» Exercise requirements:
All of the listing below must be repeated word for word. Pictures are the only thing to omit.

» Data extract:
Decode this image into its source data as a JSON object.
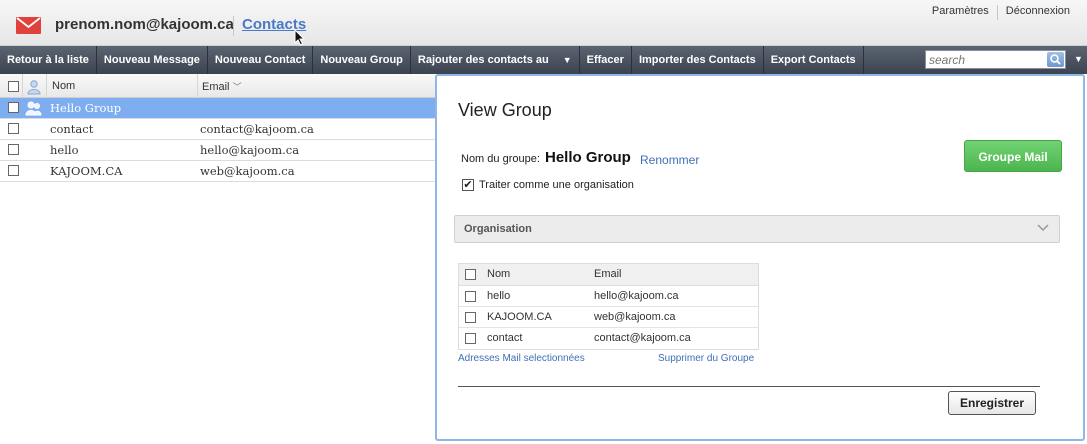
{
  "header": {
    "user_email": "prenom.nom@kajoom.ca",
    "section_link": "Contacts",
    "settings_link": "Paramètres",
    "logout_link": "Déconnexion"
  },
  "toolbar": {
    "items": [
      {
        "label": "Retour à la liste"
      },
      {
        "label": "Nouveau Message"
      },
      {
        "label": "Nouveau Contact"
      },
      {
        "label": "Nouveau Group"
      },
      {
        "label": "Rajouter des contacts au"
      },
      {
        "label": "Effacer"
      },
      {
        "label": "Importer des Contacts"
      },
      {
        "label": "Export Contacts"
      }
    ],
    "search_placeholder": "search"
  },
  "contact_list": {
    "columns": {
      "name": "Nom",
      "email": "Email"
    },
    "rows": [
      {
        "name": "Hello Group",
        "email": "",
        "selected": true
      },
      {
        "name": "contact",
        "email": "contact@kajoom.ca"
      },
      {
        "name": "hello",
        "email": "hello@kajoom.ca"
      },
      {
        "name": "KAJOOM.CA",
        "email": "web@kajoom.ca"
      }
    ]
  },
  "group_panel": {
    "title": "View Group",
    "group_name_label": "Nom du groupe:",
    "group_name": "Hello Group",
    "rename_link": "Renommer",
    "org_checkbox_label": "Traiter comme une organisation",
    "org_checked": true,
    "mail_button": "Groupe Mail",
    "section_title": "Organisation",
    "members": {
      "columns": {
        "name": "Nom",
        "email": "Email"
      },
      "rows": [
        {
          "name": "hello",
          "email": "hello@kajoom.ca"
        },
        {
          "name": "KAJOOM.CA",
          "email": "web@kajoom.ca"
        },
        {
          "name": "contact",
          "email": "contact@kajoom.ca"
        }
      ]
    },
    "selected_mail_link": "Adresses Mail selectionnées",
    "remove_link": "Supprimer du Groupe",
    "save_button": "Enregistrer"
  },
  "colors": {
    "accent": "#4a79c8",
    "selected_row": "#7eaef0",
    "toolbar": "#4a5260",
    "mail_button": "#5cc05f"
  }
}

» Final answer:
Decode this image into its source data as a JSON object.
{
  "header": {
    "user_email": "prenom.nom@kajoom.ca",
    "section_link": "Contacts",
    "settings_link": "Paramètres",
    "logout_link": "Déconnexion"
  },
  "toolbar": {
    "items": [
      {
        "label": "Retour à la liste"
      },
      {
        "label": "Nouveau Message"
      },
      {
        "label": "Nouveau Contact"
      },
      {
        "label": "Nouveau Group"
      },
      {
        "label": "Rajouter des contacts au"
      },
      {
        "label": "Effacer"
      },
      {
        "label": "Importer des Contacts"
      },
      {
        "label": "Export Contacts"
      }
    ],
    "search_placeholder": "search"
  },
  "contact_list": {
    "columns": {
      "name": "Nom",
      "email": "Email"
    },
    "rows": [
      {
        "name": "Hello Group",
        "email": "",
        "selected": true
      },
      {
        "name": "contact",
        "email": "contact@kajoom.ca"
      },
      {
        "name": "hello",
        "email": "hello@kajoom.ca"
      },
      {
        "name": "KAJOOM.CA",
        "email": "web@kajoom.ca"
      }
    ]
  },
  "group_panel": {
    "title": "View Group",
    "group_name_label": "Nom du groupe:",
    "group_name": "Hello Group",
    "rename_link": "Renommer",
    "org_checkbox_label": "Traiter comme une organisation",
    "org_checked": true,
    "mail_button": "Groupe Mail",
    "section_title": "Organisation",
    "members": {
      "columns": {
        "name": "Nom",
        "email": "Email"
      },
      "rows": [
        {
          "name": "hello",
          "email": "hello@kajoom.ca"
        },
        {
          "name": "KAJOOM.CA",
          "email": "web@kajoom.ca"
        },
        {
          "name": "contact",
          "email": "contact@kajoom.ca"
        }
      ]
    },
    "selected_mail_link": "Adresses Mail selectionnées",
    "remove_link": "Supprimer du Groupe",
    "save_button": "Enregistrer"
  },
  "colors": {
    "accent": "#4a79c8",
    "selected_row": "#7eaef0",
    "toolbar": "#4a5260",
    "mail_button": "#5cc05f"
  }
}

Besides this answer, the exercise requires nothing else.